How Goat Digestive System Works
Goats are Ruminants, like sheep, cows, and deer; the goat digestive system is made up of 4 stomach chambers. These chambers are called the Reticulum, Rumen, Omasum, and Abomasum. Humans are monogastric, we have one stomach that breaks down our food.
For humans, digestion begins with chewing, our food is swallowed down to our stomach where it goes through acidic breakdown. It is then passed into our small intestine where it is further broken down by enzymes. The small intestine is also where we absorb the nutrients from the food we’ve consumed. After absorbing useful nutrients, the rest passes through our large intestine where water is reabsorbed. Finally, our bodies pass the un-useful byproducts as solid waste.
Reticulum and Rumen or Reticulo-rumen

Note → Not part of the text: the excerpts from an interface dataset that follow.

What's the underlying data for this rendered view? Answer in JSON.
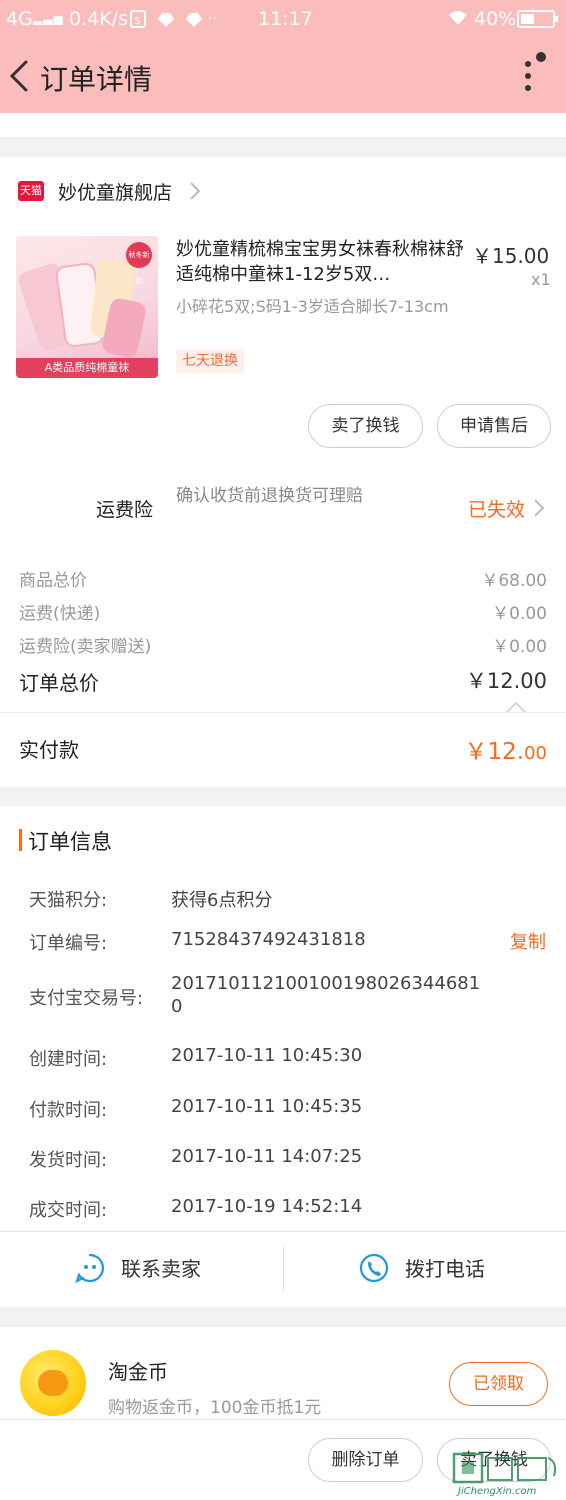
{
  "status_bar": {
    "network": "4G",
    "speed": "0.4K/s",
    "time": "11:17",
    "battery": "40%"
  },
  "header": {
    "title": "订单详情"
  },
  "store": {
    "platform_logo_text": "天猫",
    "name": "妙优童旗舰店"
  },
  "product": {
    "title": "妙优童精梳棉宝宝男女袜春秋棉袜舒适纯棉中童袜1-12岁5双…",
    "price": "￥15.00",
    "quantity": "x1",
    "spec": "小碎花5双;S码1-3岁适合脚长7-13cm",
    "tag": "七天退换",
    "image_banner": "A类品质纯棉童袜",
    "image_badge": "秋冬新款"
  },
  "item_actions": {
    "sell_label": "卖了换钱",
    "after_sale_label": "申请售后"
  },
  "shipping_insurance": {
    "label": "运费险",
    "description": "确认收货前退换货可理赔",
    "status": "已失效"
  },
  "fees": [
    {
      "label": "商品总价",
      "value": "￥68.00"
    },
    {
      "label": "运费(快递)",
      "value": "￥0.00"
    },
    {
      "label": "运费险(卖家赠送)",
      "value": "￥0.00"
    }
  ],
  "order_total": {
    "label": "订单总价",
    "value": "￥12.00"
  },
  "actual_paid": {
    "label": "实付款",
    "value_main": "￥12.",
    "value_cents": "00"
  },
  "order_info": {
    "title": "订单信息",
    "rows": [
      {
        "label": "天猫积分:",
        "value": "获得6点积分"
      },
      {
        "label": "订单编号:",
        "value": "71528437492431818"
      },
      {
        "label": "支付宝交易号:",
        "value": "201710112100100198026344681",
        "value_line2": "0"
      },
      {
        "label": "创建时间:",
        "value": "2017-10-11 10:45:30"
      },
      {
        "label": "付款时间:",
        "value": "2017-10-11 10:45:35"
      },
      {
        "label": "发货时间:",
        "value": "2017-10-11 14:07:25"
      },
      {
        "label": "成交时间:",
        "value": "2017-10-19 14:52:14"
      }
    ],
    "copy_label": "复制"
  },
  "contact": {
    "seller_label": "联系卖家",
    "phone_label": "拨打电话"
  },
  "coins": {
    "title": "淘金币",
    "description": "购物返金币，100金币抵1元",
    "button_label": "已领取"
  },
  "bottom_bar": {
    "delete_label": "删除订单",
    "sell_label": "卖了换钱"
  },
  "watermark": {
    "text": "JiChengXin.com"
  },
  "colors": {
    "header_bg": "#fbbcbc",
    "accent": "#f56a1d",
    "tmall_red": "#e4183b",
    "icon_blue": "#1e9bd7"
  }
}
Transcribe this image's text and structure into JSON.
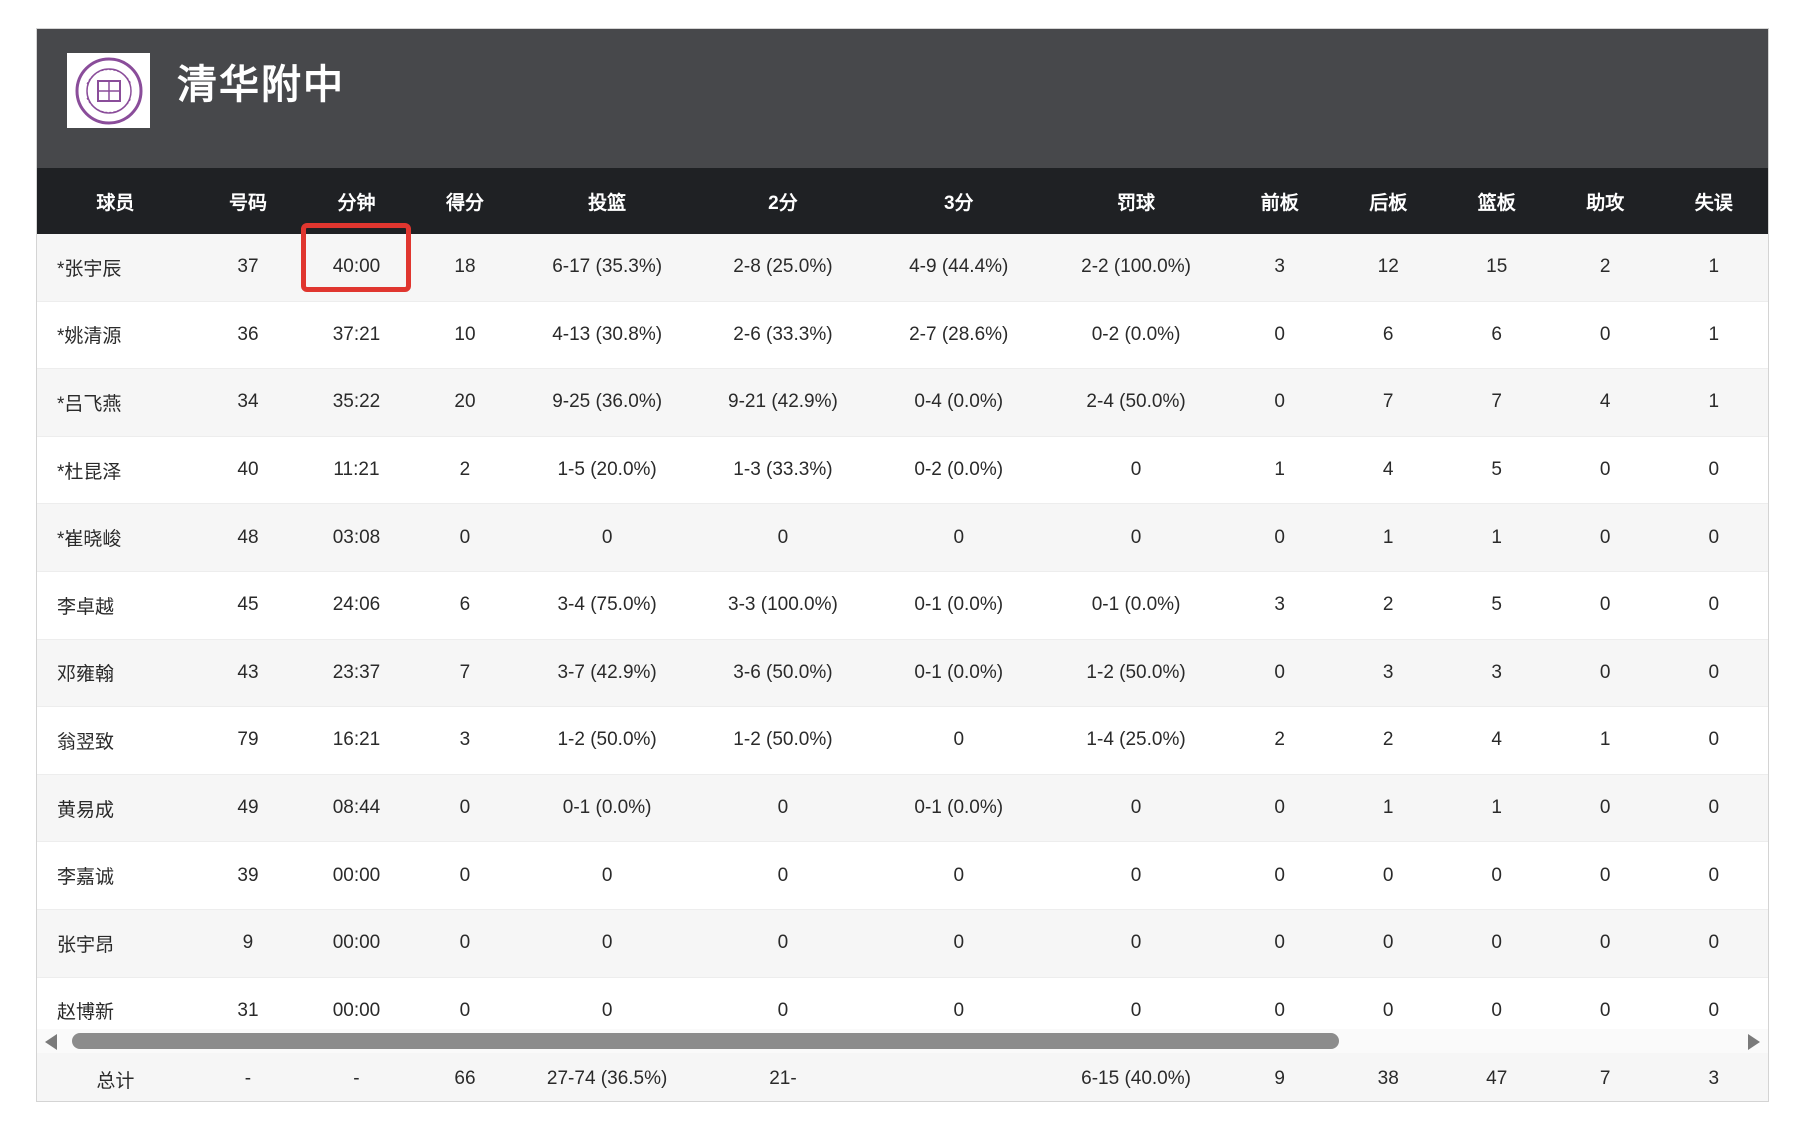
{
  "team": {
    "name": "清华附中",
    "logo_icon": "school-seal-icon",
    "logo_color": "#8a4d9a"
  },
  "columns": [
    "球员",
    "号码",
    "分钟",
    "得分",
    "投篮",
    "2分",
    "3分",
    "罚球",
    "前板",
    "后板",
    "篮板",
    "助攻",
    "失误"
  ],
  "rows": [
    [
      "*张宇辰",
      "37",
      "40:00",
      "18",
      "6-17 (35.3%)",
      "2-8 (25.0%)",
      "4-9 (44.4%)",
      "2-2 (100.0%)",
      "3",
      "12",
      "15",
      "2",
      "1"
    ],
    [
      "*姚清源",
      "36",
      "37:21",
      "10",
      "4-13 (30.8%)",
      "2-6 (33.3%)",
      "2-7 (28.6%)",
      "0-2 (0.0%)",
      "0",
      "6",
      "6",
      "0",
      "1"
    ],
    [
      "*吕飞燕",
      "34",
      "35:22",
      "20",
      "9-25 (36.0%)",
      "9-21 (42.9%)",
      "0-4 (0.0%)",
      "2-4 (50.0%)",
      "0",
      "7",
      "7",
      "4",
      "1"
    ],
    [
      "*杜昆泽",
      "40",
      "11:21",
      "2",
      "1-5 (20.0%)",
      "1-3 (33.3%)",
      "0-2 (0.0%)",
      "0",
      "1",
      "4",
      "5",
      "0",
      "0"
    ],
    [
      "*崔晓峻",
      "48",
      "03:08",
      "0",
      "0",
      "0",
      "0",
      "0",
      "0",
      "1",
      "1",
      "0",
      "0"
    ],
    [
      "李卓越",
      "45",
      "24:06",
      "6",
      "3-4 (75.0%)",
      "3-3 (100.0%)",
      "0-1 (0.0%)",
      "0-1 (0.0%)",
      "3",
      "2",
      "5",
      "0",
      "0"
    ],
    [
      "邓雍翰",
      "43",
      "23:37",
      "7",
      "3-7 (42.9%)",
      "3-6 (50.0%)",
      "0-1 (0.0%)",
      "1-2 (50.0%)",
      "0",
      "3",
      "3",
      "0",
      "0"
    ],
    [
      "翁翌致",
      "79",
      "16:21",
      "3",
      "1-2 (50.0%)",
      "1-2 (50.0%)",
      "0",
      "1-4 (25.0%)",
      "2",
      "2",
      "4",
      "1",
      "0"
    ],
    [
      "黄易成",
      "49",
      "08:44",
      "0",
      "0-1 (0.0%)",
      "0",
      "0-1 (0.0%)",
      "0",
      "0",
      "1",
      "1",
      "0",
      "0"
    ],
    [
      "李嘉诚",
      "39",
      "00:00",
      "0",
      "0",
      "0",
      "0",
      "0",
      "0",
      "0",
      "0",
      "0",
      "0"
    ],
    [
      "张宇昂",
      "9",
      "00:00",
      "0",
      "0",
      "0",
      "0",
      "0",
      "0",
      "0",
      "0",
      "0",
      "0"
    ],
    [
      "赵博新",
      "31",
      "00:00",
      "0",
      "0",
      "0",
      "0",
      "0",
      "0",
      "0",
      "0",
      "0",
      "0"
    ]
  ],
  "totals": [
    "总计",
    "-",
    "-",
    "66",
    "27-74 (36.5%)",
    "21-",
    "",
    "6-15 (40.0%)",
    "9",
    "38",
    "47",
    "7",
    "3"
  ],
  "highlight_color": "#e0362f",
  "header_bg": "#47484b",
  "table_header_bg": "#1f2124"
}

Ruminants differ from monogastric by having the four chambers. Digestion also begins with chewing after which food is swallowed into the Reticulum. In the reticulum, it undergoes microbial breakdown. The reticulum works in tandem with the next chamber called the Rumen. Food particles can be passed back and forth between the reticulum and the rumen during digestion. In the rumen, food undergoes further microbial breakdown. This is what set ruminants apart from monogastrics, the microbes that live in these chambers. The first two chambers function as a microbial fermentation chamber that breaks down hard plant fibers like hay, grass, and leaves.
Goats often eat quickly by comparison to humans by swallowing food in chunks up to almost 2 inches long. This allows them to browse on the move as we’ve all seen when hiking down trail. These large chunks of food are ‘sorted’ by the reticulum. Particles that are small enough are passed to the rumen, and larger particles are later regurgitated by their bi-directional esophagus and chewed more thoroughly.
Ruminants spend a significant amount of time chewing cud but they can’t while they are active. Therefore goats and other ruminants need down time to digest properly. Chewing cud breaks up larger particles into smaller pieces. This also increases the surface area of the fibrous material. Greater surface area allows the microbial breakdown to be much more efficient and is why monogastrics can’t digest fiber like this. Chewing is essential to goat’s health. Check out this video on floating goat’s teeth to help lengthen healthy longevity.
Omasum and Abomasum
After the first two chambers, food is then passed into the Omasum. The omasum functions as a filter where water is reabsorbed and food is pushed along to the Abomasum. The Abomasum is the last compartment and is the true stomach. This compartment functions like our stomachs by breaking down food with acids and enzymes. Bicarbonate ‘insulates’ the lining of the stomach as a buffer to the low pH in the stomach.
Finally, digested food passes to the small intestine where nutrients are absorbed. Remaining water is then reabsorbed in the large intestine before being passed from the body as solid waste.
Other Benefits for Ruminants
Other benefits of the digestive system other than allowing goats to digest dense plant fibers are the ability to synthesize vitamins and proteins. Thanks to the bacteria that live in the rumen, these microbes can synthesize all necessary B vitamins. Goats can also synthesize protein from nitrogen gas left over from the digestive process in addition to protein that’s been ingested. Finally, goat’s digestive systems have some protective qualities such as the ability to detoxify certain levels of tannin found in browse and feed. However, high concentrations of tannins can have negative effects on goat health.
Knowing the goat digestive system is important for every goat owner. Understanding this process helps in planning dietary plans, feed strategies on trail, and overall nutrition. This information also helps understand what is toxic, harmful, and beneficial for goat digestive health. Understanding this article will help you understand what plants are toxic to goats and how they affect them.
For much more detailed research please refer to the links below. Purdue University, Mississippi State University, and Washington State University all have a wealth of scholarly resources and great small ruminant research programs.
Mississippi State University: http://extension.msstate.edu/publications/publications/understanding-the-ruminant-animal-digestive-system
Washington State University: https://extension.wsu.edu/animalag/resources/small-ruminants/